I’d also like to think about a model that makes predictions for popularity based on several different sets of years since publication. I have a hypothesis that library holdings for any given book form a curve over time with peak library holdings probably at about 10 or 20 years of book age, and then due to books getting lost or damaged or deaccessioned because they were not popular with patrons their numbers drop off. It would be interesting to see if this drop off varies by genre of book (or topic of book using the topic modeling feature). Are best-sellers less prone to immortality in libraries (perhaps due to loss/damage over time) versus nerdy academic books well preserved in special collections?
Other future research might determine whether better outcomes in predictions can emerge from having the user input additional criteria such as the genre of the book (fiction, biography, poetry, history, etc.). I would also like to try re-running the model using only books pulled from a subject keyword search on tattoo* rather than a general keyword search to reduce the noise in the data.
I’d also like to try this as a classification model problem. Instead of predicting continuous values, I could predict whether a book would fall into one of several set ranges for popularity, e.g. 1 to 9, 10 to 99, 100 to 999, 1000 and over.
Also I’d like to add on other metrics such as the Amazon.com sales rank and overall rating and GoodReads rating.
A popularity prediction calculator has value as one of several tools in an author’s toolbox to help craft and narrow choices of book title. This current model predicts the total number of libraries that will hold a book 26% better than randomly guessing; in other words, my predictive model using the title alone explains 26% of the variance. This can be helpful when narrowing down title choice among several different options.
The reason for duplicates in the dataset has to do with the way books are catalogued in OCLC. Most libraries use what’s called copy cataloging, where they use a standard record already in the WorldCat database. Some libraries, however, use their own original cataloging and these records then up mixed in with the rest (these records are identifiable since they often consist of only one or a few library counts). Also books get published in different editions and sometimes these end up standing alone as separate entities in WorldCat. For my purposes, since I am concerned with the impact of the title only, I can sum up the total counts for each duplicate record.
Many of the rows without a library count appear to be for book records that were imported into WorldCat from Library of Congress catalog records but which were not actually acquired into any collections; one other possible avenue to explore with respect to this subset of the data and the predictive model is to keep them in the dataset and set their library-count value to zero.

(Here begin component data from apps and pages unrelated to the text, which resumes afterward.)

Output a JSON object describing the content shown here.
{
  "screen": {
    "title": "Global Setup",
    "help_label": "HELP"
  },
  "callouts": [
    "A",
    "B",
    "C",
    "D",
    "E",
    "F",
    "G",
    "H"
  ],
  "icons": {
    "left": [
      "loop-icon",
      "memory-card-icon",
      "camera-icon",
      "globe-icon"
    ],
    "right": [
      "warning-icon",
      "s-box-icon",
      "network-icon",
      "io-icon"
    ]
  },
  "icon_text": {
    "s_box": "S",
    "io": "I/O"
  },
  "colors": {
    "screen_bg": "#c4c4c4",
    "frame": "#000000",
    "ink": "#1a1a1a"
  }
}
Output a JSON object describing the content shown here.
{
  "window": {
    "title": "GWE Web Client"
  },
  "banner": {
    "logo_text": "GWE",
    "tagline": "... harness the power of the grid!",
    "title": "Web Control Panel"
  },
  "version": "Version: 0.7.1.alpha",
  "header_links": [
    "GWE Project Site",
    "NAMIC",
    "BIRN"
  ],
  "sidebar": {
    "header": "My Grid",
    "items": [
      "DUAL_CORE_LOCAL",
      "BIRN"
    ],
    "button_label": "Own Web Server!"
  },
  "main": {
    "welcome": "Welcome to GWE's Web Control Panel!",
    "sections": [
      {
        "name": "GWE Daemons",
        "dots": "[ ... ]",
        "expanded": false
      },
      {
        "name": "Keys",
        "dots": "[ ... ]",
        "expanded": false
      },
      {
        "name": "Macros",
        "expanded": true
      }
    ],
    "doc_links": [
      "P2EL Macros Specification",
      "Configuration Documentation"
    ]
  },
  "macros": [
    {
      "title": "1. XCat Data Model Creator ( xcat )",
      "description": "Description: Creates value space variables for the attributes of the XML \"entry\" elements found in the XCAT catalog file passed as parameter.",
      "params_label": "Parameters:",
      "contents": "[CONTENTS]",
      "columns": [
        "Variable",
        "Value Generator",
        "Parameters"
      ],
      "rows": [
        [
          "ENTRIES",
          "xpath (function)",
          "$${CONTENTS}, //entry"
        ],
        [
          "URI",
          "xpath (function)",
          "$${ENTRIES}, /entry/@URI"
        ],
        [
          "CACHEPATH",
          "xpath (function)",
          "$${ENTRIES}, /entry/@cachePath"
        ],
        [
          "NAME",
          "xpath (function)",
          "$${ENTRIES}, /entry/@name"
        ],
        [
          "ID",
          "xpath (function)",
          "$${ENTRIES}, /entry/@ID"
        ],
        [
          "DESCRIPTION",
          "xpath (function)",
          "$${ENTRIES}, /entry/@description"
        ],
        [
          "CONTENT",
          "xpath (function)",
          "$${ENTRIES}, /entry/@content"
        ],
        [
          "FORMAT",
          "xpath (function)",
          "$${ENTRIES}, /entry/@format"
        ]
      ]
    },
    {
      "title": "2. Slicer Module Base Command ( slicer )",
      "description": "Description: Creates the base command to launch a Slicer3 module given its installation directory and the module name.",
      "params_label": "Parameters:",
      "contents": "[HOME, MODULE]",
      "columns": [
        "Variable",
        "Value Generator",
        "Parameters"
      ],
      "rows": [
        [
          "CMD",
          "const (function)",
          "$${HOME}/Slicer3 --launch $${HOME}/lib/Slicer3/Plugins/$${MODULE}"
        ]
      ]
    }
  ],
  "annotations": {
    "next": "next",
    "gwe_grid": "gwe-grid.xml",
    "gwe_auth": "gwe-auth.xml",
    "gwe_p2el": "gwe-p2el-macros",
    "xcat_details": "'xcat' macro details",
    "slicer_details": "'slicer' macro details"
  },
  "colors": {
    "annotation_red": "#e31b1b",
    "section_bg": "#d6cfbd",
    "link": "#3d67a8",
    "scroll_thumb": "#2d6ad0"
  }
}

For further reading:
Here are some references that were helpful to me: